Not all voluntary psychiatry inpatients possess mental capacity and many involuntary patients do. This paradox needs to be clarified and resolved in mental health legislation; supported decision-making can help with this task.
Doing research with intellectually disabled participants: reflections on the challenges of capacity and consent in socio-legal research
Journal of Law and Society, 16 December 2021
In this article, I reflect on the praxis of doing qualitative interview research involving intellectually disabled people as participants. I explore the ways in which ethical and legal norms work together to shape what is possible in research with intellectually disabled participants. I use stories from the field to explore issues of recruitment and sampling, working with ‘gatekeeper’ organizations, accessible information and informed consent, and data sharing and open access. As these reflections demonstrate, undertaking fieldwork involving intellectually disabled participants presents multiple challenges for socio-legal researchers. They also show that many of the challenges are surmountable, offering concerns, considerations, and solutions that can, and perhaps should, be considered by all socio-legal researchers who wish to ensure that all of the voices of society are included and reflected in their research.

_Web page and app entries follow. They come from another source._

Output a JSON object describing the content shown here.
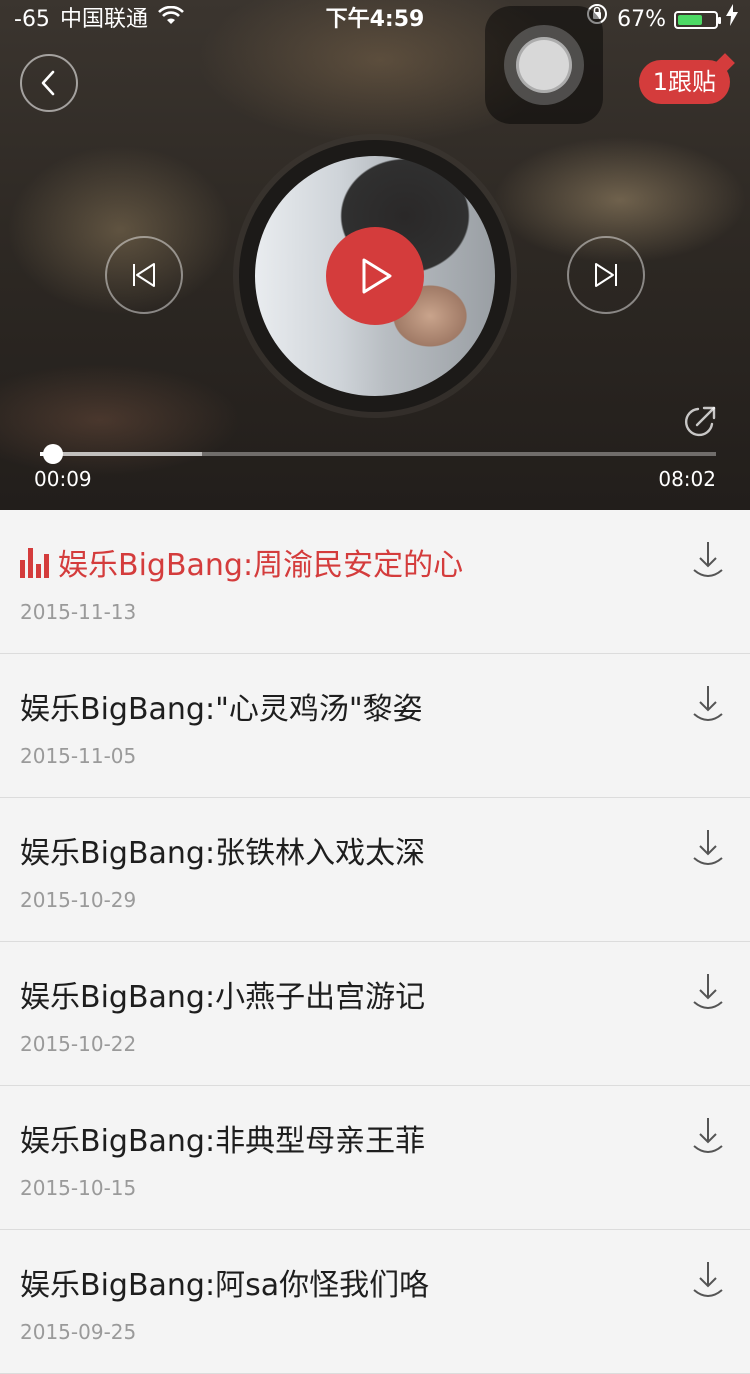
{
  "status_bar": {
    "signal": "-65",
    "carrier": "中国联通",
    "time": "下午4:59",
    "battery_text": "67%",
    "battery_level": 0.67
  },
  "header": {
    "comment_badge": "1跟贴"
  },
  "player": {
    "current_time": "00:09",
    "total_time": "08:02",
    "progress": 0.019,
    "buffered": 0.24,
    "accent_color": "#d43c3c"
  },
  "episodes": [
    {
      "title": "娱乐BigBang:周渝民安定的心",
      "date": "2015-11-13",
      "playing": true
    },
    {
      "title": "娱乐BigBang:\"心灵鸡汤\"黎姿",
      "date": "2015-11-05"
    },
    {
      "title": "娱乐BigBang:张铁林入戏太深",
      "date": "2015-10-29"
    },
    {
      "title": "娱乐BigBang:小燕子出宫游记",
      "date": "2015-10-22"
    },
    {
      "title": "娱乐BigBang:非典型母亲王菲",
      "date": "2015-10-15"
    },
    {
      "title": "娱乐BigBang:阿sa你怪我们咯",
      "date": "2015-09-25"
    }
  ]
}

Doctors’ knowledge regarding decision-making capacity: A survey of anesthesiologists|
Alastair Moodley, Ames Dhai
Clinical Ethics, 6 December 2021
Informed consent for anesthesia is an ethical and legal requirement. A patient must have adequate decision-making capacity (DMC) as a prerequisite to informed consent. In determining whether a patient has sufficient DMC, anesthesiologists must draw on their knowledge of DMC. Knowledge gaps regarding DMC may result in incorrect assessments of patients’ capacity. This could translate to an informed consent process that is ethically and legally unsound. This study examined the DMC-related knowledge of anesthesiologists in a group of four university-affiliated hospitals. The findings suggest that anesthesiologists have several areas of knowledge deficiency regarding DMC and DMC assessment. These findings could inform the development of undergraduate and postgraduate curricula.